What the exercise asks
With the pictures removed, retype the lines from the one holding "What data populates" through the end of the records, exactly as written.

Information provided
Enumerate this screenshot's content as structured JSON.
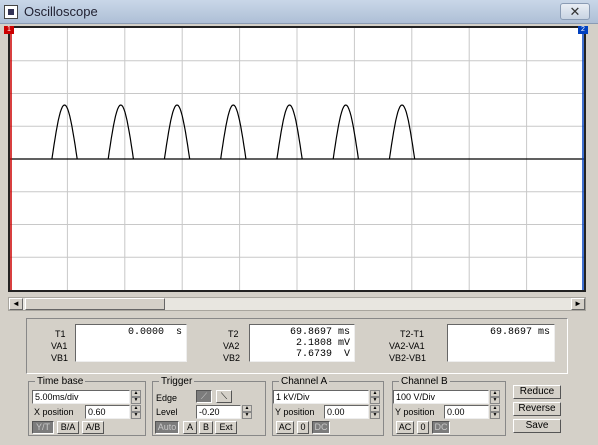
{
  "window": {
    "title": "Oscilloscope",
    "close_glyph": "✕",
    "icon": "oscilloscope-app-icon"
  },
  "markers": {
    "cursor1": "1",
    "cursor2": "2"
  },
  "colors": {
    "trace": "#000000",
    "grid": "#c8c8c8",
    "cursor1": "#cc0000",
    "cursor2": "#0040c0",
    "screen_bg": "#ffffff"
  },
  "chart_data": {
    "type": "line",
    "title": "",
    "xlabel": "",
    "ylabel": "",
    "grid": true,
    "divisions": {
      "x": 10,
      "y": 8
    },
    "series": [
      {
        "shape": "half-sine-peaks",
        "peak_count": 7,
        "period_div": 0.98,
        "first_peak_center_div": 0.95,
        "peak_width_div": 0.44,
        "amplitude_div": 1.65,
        "baseline_div": 0
      }
    ],
    "cursor_x_div": [
      0,
      10
    ]
  },
  "scroll": {
    "left_arrow": "◄",
    "right_arrow": "►"
  },
  "readouts": {
    "t1": {
      "label": "T1",
      "value": "0.0000",
      "unit": "s"
    },
    "va1": {
      "label": "VA1",
      "value": "",
      "unit": ""
    },
    "vb1": {
      "label": "VB1",
      "value": "",
      "unit": ""
    },
    "t2": {
      "label": "T2",
      "value": "69.8697",
      "unit": "ms"
    },
    "va2": {
      "label": "VA2",
      "value": "2.1808",
      "unit": "mV"
    },
    "vb2": {
      "label": "VB2",
      "value": "7.6739",
      "unit": "V"
    },
    "t21": {
      "label": "T2-T1",
      "value": "69.8697",
      "unit": "ms"
    },
    "va21": {
      "label": "VA2-VA1",
      "value": "",
      "unit": ""
    },
    "vb21": {
      "label": "VB2-VB1",
      "value": "",
      "unit": ""
    }
  },
  "timebase": {
    "title": "Time base",
    "scale": "5.00ms/div",
    "xpos_label": "X position",
    "xpos": "0.60",
    "buttons": [
      "Y/T",
      "B/A",
      "A/B"
    ],
    "active": "Y/T"
  },
  "trigger": {
    "title": "Trigger",
    "edge_label": "Edge",
    "edge_rising": "⟋",
    "edge_falling": "⟍",
    "level_label": "Level",
    "level": "-0.20",
    "buttons": [
      "Auto",
      "A",
      "B",
      "Ext"
    ]
  },
  "channel_a": {
    "title": "Channel A",
    "scale": "1 kV/Div",
    "ypos_label": "Y position",
    "ypos": "0.00",
    "coupling": [
      "AC",
      "0",
      "DC"
    ],
    "active": "DC"
  },
  "channel_b": {
    "title": "Channel B",
    "scale": "100 V/Div",
    "ypos_label": "Y position",
    "ypos": "0.00",
    "coupling": [
      "AC",
      "0",
      "DC"
    ],
    "active": "DC"
  },
  "actions": {
    "reduce": "Reduce",
    "reverse": "Reverse",
    "save": "Save"
  }
}
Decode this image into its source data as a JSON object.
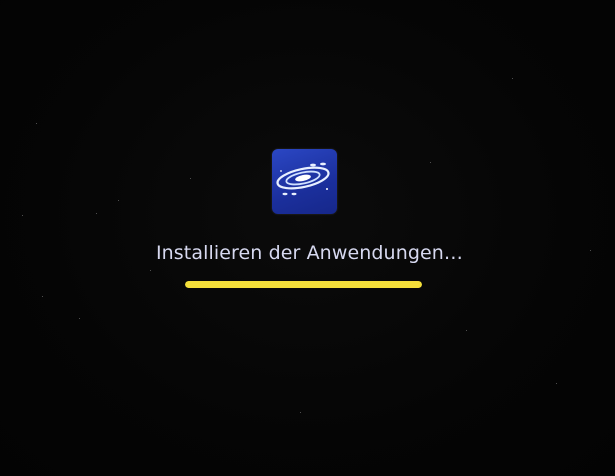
{
  "install_screen": {
    "app_icon": "galaxy-app-icon",
    "status_text": "Installieren der Anwendungen…",
    "progress_fraction": 1.0,
    "progress_color": "#f4df3a",
    "background_color": "#060606"
  }
}
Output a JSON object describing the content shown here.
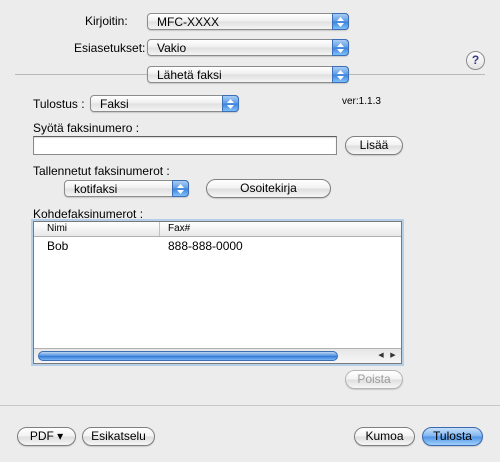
{
  "printer": {
    "label": "Kirjoitin:",
    "value": "MFC-XXXX"
  },
  "presets": {
    "label": "Esiasetukset:",
    "value": "Vakio"
  },
  "panel": {
    "value": "Lähetä faksi"
  },
  "version": "ver:1.1.3",
  "output": {
    "label": "Tulostus :",
    "value": "Faksi"
  },
  "fax_input": {
    "label": "Syötä faksinumero :",
    "value": "",
    "add_button": "Lisää"
  },
  "stored": {
    "label": "Tallennetut faksinumerot :",
    "value": "kotifaksi",
    "address_book_button": "Osoitekirja"
  },
  "destinations": {
    "label": "Kohdefaksinumerot :",
    "columns": [
      "Nimi",
      "Fax#"
    ],
    "rows": [
      {
        "name": "Bob",
        "fax": "888-888-0000"
      }
    ],
    "scroll_left": "◀",
    "scroll_right": "▶",
    "remove_button": "Poista"
  },
  "footer": {
    "pdf_button": "PDF ▾",
    "preview_button": "Esikatselu",
    "cancel_button": "Kumoa",
    "print_button": "Tulosta"
  },
  "help": "?"
}
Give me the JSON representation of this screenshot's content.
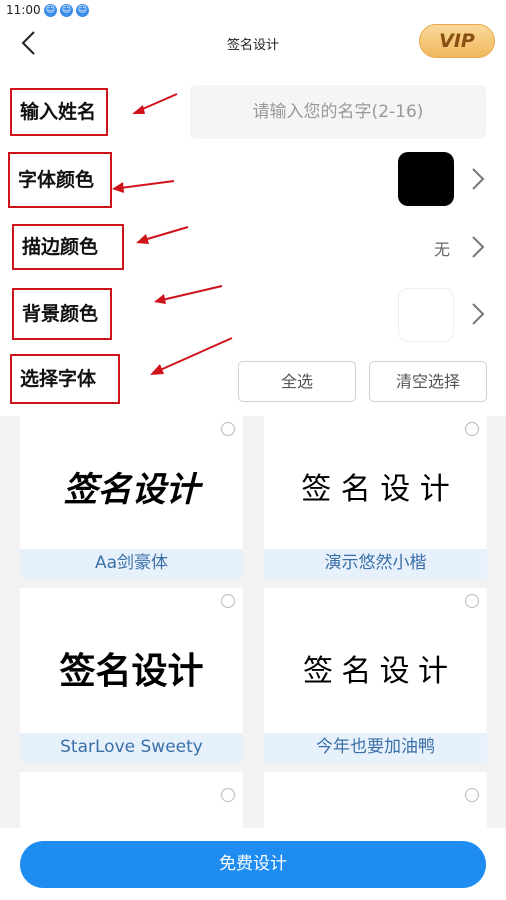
{
  "status": {
    "time": "11:00",
    "icons": [
      "notification-icon-1",
      "notification-icon-2",
      "notification-icon-3"
    ]
  },
  "header": {
    "back_icon": "back-arrow-icon",
    "title": "签名设计",
    "vip_label": "VIP"
  },
  "form": {
    "name_label": "输入姓名",
    "name_placeholder": "请输入您的名字(2-16)",
    "font_color_label": "字体颜色",
    "font_color": "#000000",
    "stroke_color_label": "描边颜色",
    "stroke_color_value": "无",
    "bg_color_label": "背景颜色",
    "bg_color": "#ffffff",
    "font_select_label": "选择字体",
    "select_all": "全选",
    "clear_selection": "清空选择"
  },
  "fonts": [
    {
      "name": "Aa剑豪体",
      "sample": "签名设计"
    },
    {
      "name": "演示悠然小楷",
      "sample": "签 名 设 计"
    },
    {
      "name": "StarLove Sweety",
      "sample": "签名设计"
    },
    {
      "name": "今年也要加油鸭",
      "sample": "签 名 设 计"
    },
    {
      "name": "",
      "sample": ""
    },
    {
      "name": "",
      "sample": ""
    }
  ],
  "bottom": {
    "button_label": "免费设计"
  },
  "colors": {
    "annotation_red": "#d0121b",
    "accent_blue": "#1e8cf0",
    "caption_blue": "#3a6fa8"
  }
}
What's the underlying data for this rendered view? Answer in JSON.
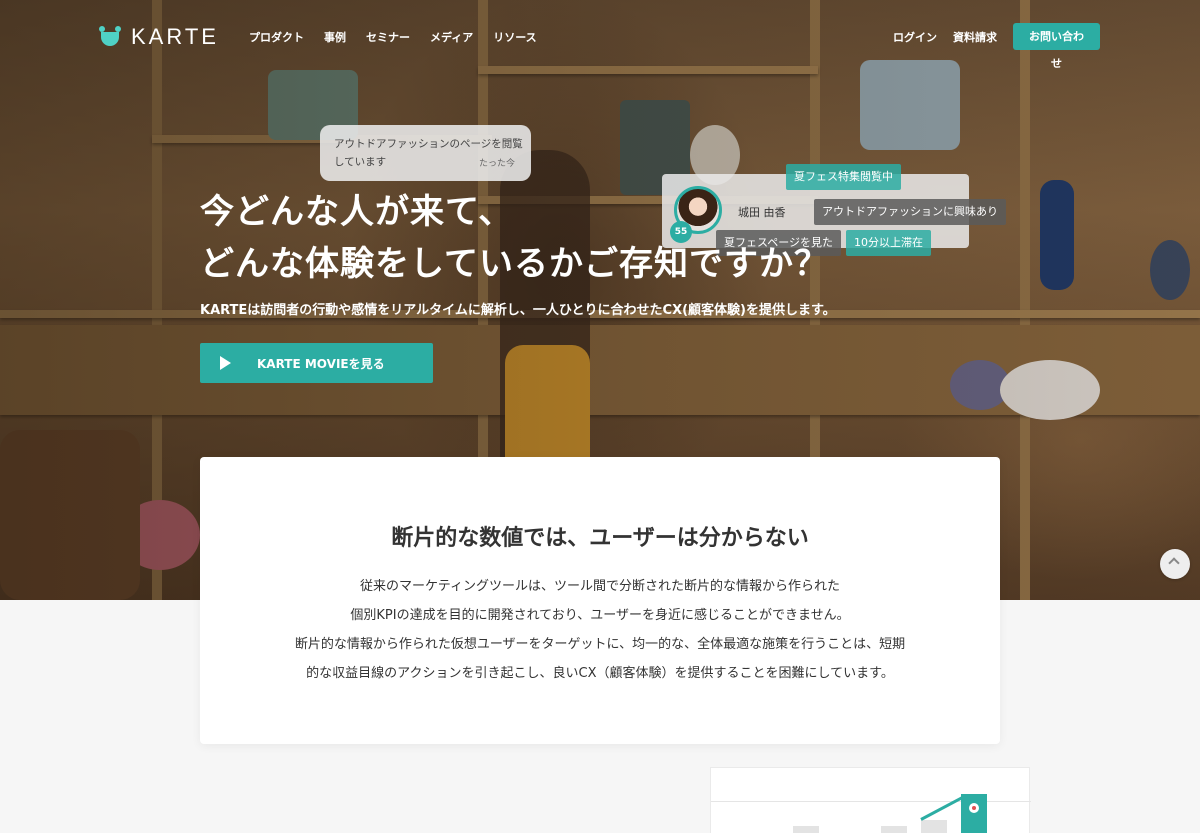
{
  "brand": {
    "name": "KARTE",
    "accent": "#2cada3"
  },
  "nav": {
    "menu": [
      "プロダクト",
      "事例",
      "セミナー",
      "メディア",
      "リソース"
    ],
    "login": "ログイン",
    "request_docs": "資料請求",
    "contact": "お問い合わせ"
  },
  "hero": {
    "bubble": {
      "text": "アウトドアファッションのページを閲覧しています",
      "time": "たった今"
    },
    "profile": {
      "name": "城田 由香",
      "score": "55",
      "tags": [
        "夏フェス特集閲覧中",
        "アウトドアファッションに興味あり",
        "夏フェスページを見た",
        "10分以上滞在"
      ]
    },
    "headline_line1": "今どんな人が来て、",
    "headline_line2": "どんな体験をしているかご存知ですか？",
    "subtext": "KARTEは訪問者の行動や感情をリアルタイムに解析し、一人ひとりに合わせたCX(顧客体験)を提供します。",
    "movie_button": "KARTE MOVIEを見る"
  },
  "section": {
    "title": "断片的な数値では、ユーザーは分からない",
    "lines": [
      "従来のマーケティングツールは、ツール間で分断された断片的な情報から作られた",
      "個別KPIの達成を目的に開発されており、ユーザーを身近に感じることができません。",
      "断片的な情報から作られた仮想ユーザーをターゲットに、均一的な、全体最適な施策を行うことは、短期",
      "的な収益目線のアクションを引き起こし、良いCX（顧客体験）を提供することを困難にしています。"
    ]
  }
}
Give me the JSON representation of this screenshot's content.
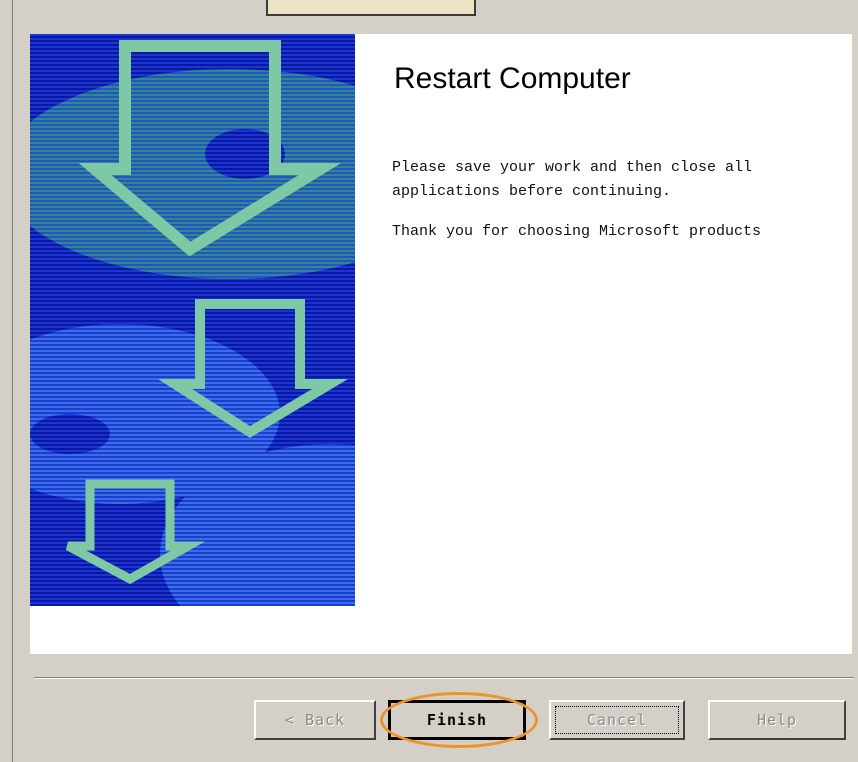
{
  "wizard": {
    "title": "Restart Computer",
    "message_line1": "Please save your work and then close all",
    "message_line2": "applications before continuing.",
    "message_line3": "Thank you for choosing Microsoft products"
  },
  "buttons": {
    "back": "< Back",
    "finish": "Finish",
    "cancel": "Cancel",
    "help": "Help"
  },
  "colors": {
    "banner": "#0c1fb8",
    "arrow": "#7ec8a6",
    "highlight": "#f0922a"
  },
  "icons": {
    "banner": "download-arrows-illustration"
  }
}
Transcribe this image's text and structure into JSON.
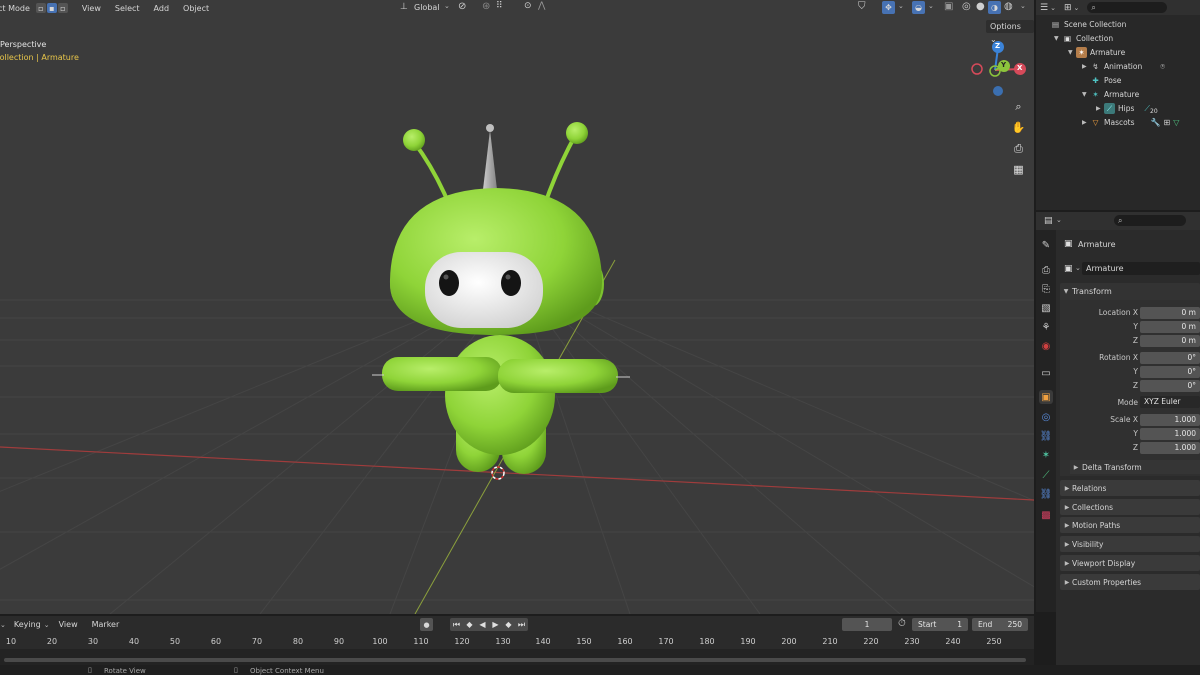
{
  "header": {
    "mode": "ct Mode",
    "menus": [
      "View",
      "Select",
      "Add",
      "Object"
    ],
    "orientation": "Global",
    "options_label": "Options"
  },
  "viewport": {
    "view_name": "Perspective",
    "collection_label": "Collection | Armature",
    "colors": {
      "background": "#3b3b3b",
      "grid": "#444444",
      "x_axis": "#a03c3c",
      "y_axis": "#8ba03c",
      "mascot": "#8fd438"
    },
    "gizmo_axes": [
      "Z",
      "Y",
      "X"
    ]
  },
  "outliner": {
    "items": [
      {
        "label": "Scene Collection",
        "icon": "scene-collection-icon"
      },
      {
        "label": "Collection",
        "icon": "collection-icon"
      },
      {
        "label": "Armature",
        "icon": "armature-icon"
      },
      {
        "label": "Animation",
        "icon": "animation-icon"
      },
      {
        "label": "Pose",
        "icon": "pose-icon"
      },
      {
        "label": "Armature",
        "icon": "armature-data-icon"
      },
      {
        "label": "Hips",
        "icon": "bone-icon"
      },
      {
        "label": "Mascots",
        "icon": "mesh-icon"
      }
    ],
    "hips_badge": "20"
  },
  "properties": {
    "object_name": "Armature",
    "datablock_name": "Armature",
    "transform_label": "Transform",
    "location": {
      "label": "Location X",
      "x": "0 m",
      "y": "0 m",
      "z": "0 m"
    },
    "rotation": {
      "label": "Rotation X",
      "x": "0°",
      "y": "0°",
      "z": "0°"
    },
    "mode": {
      "label": "Mode",
      "value": "XYZ Euler"
    },
    "scale": {
      "label": "Scale X",
      "x": "1.000",
      "y": "1.000",
      "z": "1.000"
    },
    "axis_y": "Y",
    "axis_z": "Z",
    "delta_transform": "Delta Transform",
    "panels": [
      "Relations",
      "Collections",
      "Motion Paths",
      "Visibility",
      "Viewport Display",
      "Custom Properties"
    ]
  },
  "timeline": {
    "menus": [
      "Keying",
      "View",
      "Marker"
    ],
    "current_frame": "1",
    "start_label": "Start",
    "start_value": "1",
    "end_label": "End",
    "end_value": "250",
    "ticks": [
      "10",
      "20",
      "30",
      "40",
      "50",
      "60",
      "70",
      "80",
      "90",
      "100",
      "110",
      "120",
      "130",
      "140",
      "150",
      "160",
      "170",
      "180",
      "190",
      "200",
      "210",
      "220",
      "230",
      "240",
      "250"
    ]
  },
  "statusbar": {
    "items": [
      "Rotate View",
      "Object Context Menu"
    ]
  }
}
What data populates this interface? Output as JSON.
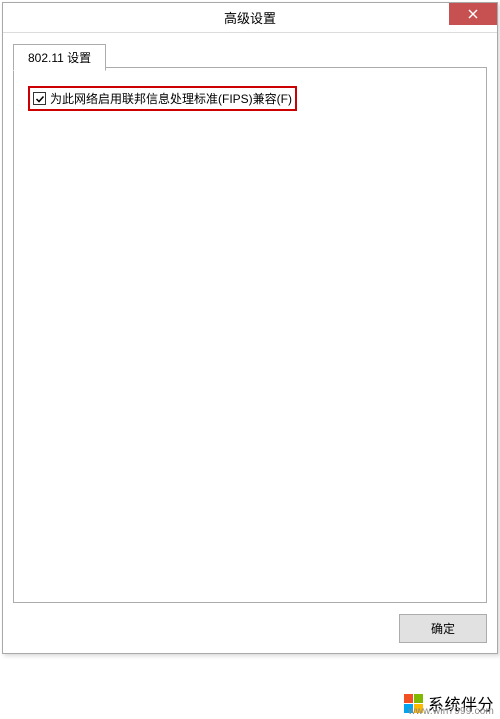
{
  "dialog": {
    "title": "高级设置"
  },
  "tabs": {
    "tab1": "802.11 设置"
  },
  "panel": {
    "fips_checkbox_label": "为此网络启用联邦信息处理标准(FIPS)兼容(F)",
    "fips_checked": true
  },
  "footer": {
    "ok_label": "确定"
  },
  "watermark": {
    "brand": "系统伴分",
    "url": "www.win7999.com"
  }
}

Output
What data populates this interface? Output as JSON.
{
  "dialog": {
    "title": "高级设置"
  },
  "tabs": {
    "tab1": "802.11 设置"
  },
  "panel": {
    "fips_checkbox_label": "为此网络启用联邦信息处理标准(FIPS)兼容(F)",
    "fips_checked": true
  },
  "footer": {
    "ok_label": "确定"
  },
  "watermark": {
    "brand": "系统伴分",
    "url": "www.win7999.com"
  }
}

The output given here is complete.